Q: How much longer will Universal offer DVD versions of films for? Read the rest of this entry »





Google takes on FaceBook with OpenSocial

31 10 2007

Google’s open social networking platform play is the buzz of the blogosphere tonight. (see Techmeme). Indeed, it is called OpenSocial in that the set of APIs allows developers to create applications that work on any social network that joins Google’s open party. So far, besides Google’s Orkut social net, LinkedIn, hi5, XING, Friendster, Plaxo and Ning (see Marc Andreessen’s post) have joined the party.

Oracle and salesforce.com are also supporting Google’s OpenSocial efforts, which indicates that they have plans to add social networking elements to their application platforms. OpenSocial will officially launch on Thursday.

Plaxo emailed a statement about OpenSocial this evening, getting ahead of the stampede:

“Dynamic profiles redefine what users should expect in terms of how they can represent themselves in a social or business network,” said Todd Masonis, Co-Founder and VP of Products for Plaxo. “We believe that users should have full control over what they share with whom – and that the catalog of widgets that they can choose from should be as open and diverse as the web itself. We are excited to support in dynamic profiles any application written to Google’s just–launched OpenSocial APIs. ”

According to TechCrunch, which first reported on Google’s larger social networking ambitions, OpenSocial consists of APIs for profile information, friend information (social graph) and activities, such as a news feed. OpenSocial users Javascript and HTML rather than a markup language as Facebook does.

This comes on the heels of the Facebook’s dynamic growth based on opening its social graph to developers and Microsoft’s $240 million investment for 1.6 percent of the company. However, unlike Google, Facebook doesn’t open its APIs to support other social networks.
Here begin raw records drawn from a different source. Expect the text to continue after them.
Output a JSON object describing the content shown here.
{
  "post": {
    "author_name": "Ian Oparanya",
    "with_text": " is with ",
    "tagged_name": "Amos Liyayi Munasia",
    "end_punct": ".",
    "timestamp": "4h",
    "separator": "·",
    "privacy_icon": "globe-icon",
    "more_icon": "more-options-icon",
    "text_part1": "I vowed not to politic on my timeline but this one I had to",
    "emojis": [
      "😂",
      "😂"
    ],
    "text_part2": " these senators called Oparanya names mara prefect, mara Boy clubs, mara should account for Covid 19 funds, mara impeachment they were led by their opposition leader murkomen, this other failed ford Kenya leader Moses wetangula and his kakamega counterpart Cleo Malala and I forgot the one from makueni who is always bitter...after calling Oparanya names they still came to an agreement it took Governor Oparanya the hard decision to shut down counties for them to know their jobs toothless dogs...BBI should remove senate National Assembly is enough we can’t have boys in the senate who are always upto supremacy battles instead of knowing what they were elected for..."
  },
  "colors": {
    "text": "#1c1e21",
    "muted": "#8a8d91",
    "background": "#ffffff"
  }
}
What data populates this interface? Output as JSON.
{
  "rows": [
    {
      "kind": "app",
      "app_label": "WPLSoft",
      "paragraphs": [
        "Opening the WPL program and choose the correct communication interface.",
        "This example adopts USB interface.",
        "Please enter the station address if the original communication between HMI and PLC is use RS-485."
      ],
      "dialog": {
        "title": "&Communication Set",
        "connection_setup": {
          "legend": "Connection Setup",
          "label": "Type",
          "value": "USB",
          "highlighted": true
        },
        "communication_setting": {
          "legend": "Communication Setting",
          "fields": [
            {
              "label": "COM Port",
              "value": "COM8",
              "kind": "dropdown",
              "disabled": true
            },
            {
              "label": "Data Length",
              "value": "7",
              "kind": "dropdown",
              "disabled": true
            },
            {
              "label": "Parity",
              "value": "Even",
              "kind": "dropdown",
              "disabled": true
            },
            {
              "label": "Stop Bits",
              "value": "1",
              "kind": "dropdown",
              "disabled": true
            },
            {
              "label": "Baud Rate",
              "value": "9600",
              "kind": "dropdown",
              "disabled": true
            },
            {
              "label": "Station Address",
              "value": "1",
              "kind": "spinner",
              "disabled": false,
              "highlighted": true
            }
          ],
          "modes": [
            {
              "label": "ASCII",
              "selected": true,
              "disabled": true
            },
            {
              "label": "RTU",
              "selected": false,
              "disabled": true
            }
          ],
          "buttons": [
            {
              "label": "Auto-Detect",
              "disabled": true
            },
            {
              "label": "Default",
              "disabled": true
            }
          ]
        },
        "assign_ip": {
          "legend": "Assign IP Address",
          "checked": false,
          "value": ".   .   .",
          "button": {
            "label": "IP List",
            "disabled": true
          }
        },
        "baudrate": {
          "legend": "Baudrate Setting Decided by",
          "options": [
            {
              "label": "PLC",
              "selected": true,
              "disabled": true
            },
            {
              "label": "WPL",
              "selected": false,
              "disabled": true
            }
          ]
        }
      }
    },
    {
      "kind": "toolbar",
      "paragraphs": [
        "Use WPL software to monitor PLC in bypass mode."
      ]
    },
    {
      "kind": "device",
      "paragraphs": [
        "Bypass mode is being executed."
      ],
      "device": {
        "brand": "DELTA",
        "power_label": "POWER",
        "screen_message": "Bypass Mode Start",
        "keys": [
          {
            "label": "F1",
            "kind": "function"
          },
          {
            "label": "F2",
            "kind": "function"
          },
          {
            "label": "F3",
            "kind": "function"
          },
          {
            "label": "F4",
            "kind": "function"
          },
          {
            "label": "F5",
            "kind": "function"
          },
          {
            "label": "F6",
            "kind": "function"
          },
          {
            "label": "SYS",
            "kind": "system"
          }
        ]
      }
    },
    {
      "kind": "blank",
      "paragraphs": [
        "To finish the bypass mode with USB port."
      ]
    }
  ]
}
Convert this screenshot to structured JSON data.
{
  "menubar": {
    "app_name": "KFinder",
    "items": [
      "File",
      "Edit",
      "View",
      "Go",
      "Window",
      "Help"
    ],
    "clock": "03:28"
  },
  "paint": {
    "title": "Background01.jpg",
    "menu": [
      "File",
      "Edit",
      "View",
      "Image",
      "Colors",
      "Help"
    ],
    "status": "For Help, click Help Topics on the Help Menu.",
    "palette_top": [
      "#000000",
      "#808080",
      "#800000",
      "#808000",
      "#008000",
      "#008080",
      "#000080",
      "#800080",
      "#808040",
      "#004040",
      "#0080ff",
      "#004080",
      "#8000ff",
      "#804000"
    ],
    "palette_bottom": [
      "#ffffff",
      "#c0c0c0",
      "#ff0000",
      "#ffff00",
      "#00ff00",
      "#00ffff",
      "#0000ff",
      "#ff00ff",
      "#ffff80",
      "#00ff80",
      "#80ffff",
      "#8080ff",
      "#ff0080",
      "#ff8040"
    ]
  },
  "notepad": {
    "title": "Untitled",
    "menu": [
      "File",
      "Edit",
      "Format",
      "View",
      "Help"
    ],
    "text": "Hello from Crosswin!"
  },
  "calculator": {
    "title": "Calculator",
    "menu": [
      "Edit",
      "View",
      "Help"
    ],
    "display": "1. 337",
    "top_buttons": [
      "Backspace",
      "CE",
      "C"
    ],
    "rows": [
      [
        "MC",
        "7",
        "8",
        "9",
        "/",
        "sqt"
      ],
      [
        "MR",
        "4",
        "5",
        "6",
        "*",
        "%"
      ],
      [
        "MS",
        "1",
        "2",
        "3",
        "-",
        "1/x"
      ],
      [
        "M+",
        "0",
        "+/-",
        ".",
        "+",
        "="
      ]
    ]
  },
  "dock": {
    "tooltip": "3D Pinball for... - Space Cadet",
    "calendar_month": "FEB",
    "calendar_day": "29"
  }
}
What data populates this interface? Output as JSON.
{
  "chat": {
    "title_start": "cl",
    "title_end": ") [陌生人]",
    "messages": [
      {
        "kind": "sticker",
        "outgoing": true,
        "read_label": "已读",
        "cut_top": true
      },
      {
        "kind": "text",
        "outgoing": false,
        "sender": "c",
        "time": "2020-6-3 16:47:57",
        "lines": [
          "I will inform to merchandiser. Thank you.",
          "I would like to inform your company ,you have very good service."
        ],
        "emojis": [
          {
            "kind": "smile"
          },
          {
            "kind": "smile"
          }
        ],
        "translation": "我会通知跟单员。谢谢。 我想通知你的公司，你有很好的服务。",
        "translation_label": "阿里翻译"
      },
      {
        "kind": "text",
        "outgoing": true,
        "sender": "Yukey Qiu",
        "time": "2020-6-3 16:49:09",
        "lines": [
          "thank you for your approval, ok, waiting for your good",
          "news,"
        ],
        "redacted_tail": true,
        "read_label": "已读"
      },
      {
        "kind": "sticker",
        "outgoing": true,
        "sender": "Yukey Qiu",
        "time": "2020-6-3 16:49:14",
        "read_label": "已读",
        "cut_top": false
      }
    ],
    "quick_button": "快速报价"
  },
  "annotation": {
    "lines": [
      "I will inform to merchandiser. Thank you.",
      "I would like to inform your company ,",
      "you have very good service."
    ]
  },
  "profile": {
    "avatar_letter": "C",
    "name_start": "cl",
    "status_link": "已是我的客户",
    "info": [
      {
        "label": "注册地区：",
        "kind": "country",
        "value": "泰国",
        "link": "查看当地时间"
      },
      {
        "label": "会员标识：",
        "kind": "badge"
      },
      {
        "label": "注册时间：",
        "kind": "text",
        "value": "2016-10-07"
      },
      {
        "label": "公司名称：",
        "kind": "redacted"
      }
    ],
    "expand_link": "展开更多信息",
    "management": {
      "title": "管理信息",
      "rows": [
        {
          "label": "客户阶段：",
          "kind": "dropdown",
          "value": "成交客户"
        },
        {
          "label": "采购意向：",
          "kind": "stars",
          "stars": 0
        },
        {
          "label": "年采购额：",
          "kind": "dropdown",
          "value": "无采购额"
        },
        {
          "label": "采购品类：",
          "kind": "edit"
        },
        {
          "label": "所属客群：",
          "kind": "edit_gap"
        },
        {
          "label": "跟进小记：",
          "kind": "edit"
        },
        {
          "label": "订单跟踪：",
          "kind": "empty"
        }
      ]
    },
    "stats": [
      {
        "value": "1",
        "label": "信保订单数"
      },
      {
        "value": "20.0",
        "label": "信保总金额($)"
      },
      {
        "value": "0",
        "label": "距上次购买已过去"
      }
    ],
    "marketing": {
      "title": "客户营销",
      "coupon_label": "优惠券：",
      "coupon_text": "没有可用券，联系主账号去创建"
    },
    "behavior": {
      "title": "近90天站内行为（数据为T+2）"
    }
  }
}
The other social networking giant, MySpace, is also planning to open its platform to developers.

This openness is part of what Vic Gundotra, Google’s head of developer programs, meant when he said last week, “In the next year we will make a series of announcements and spend hundreds of millions on innovations and giving them away as open source.”

He explained the newfound openness as more than altruism: “It also makes good economic sense. The more applications, the more usage. More users means more searches. And, more searches means more revenue for Google. The goal is to grow the overall market, not just to increase market share.”

What does OpenSocial mean for Facebook? Read the rest of this entry »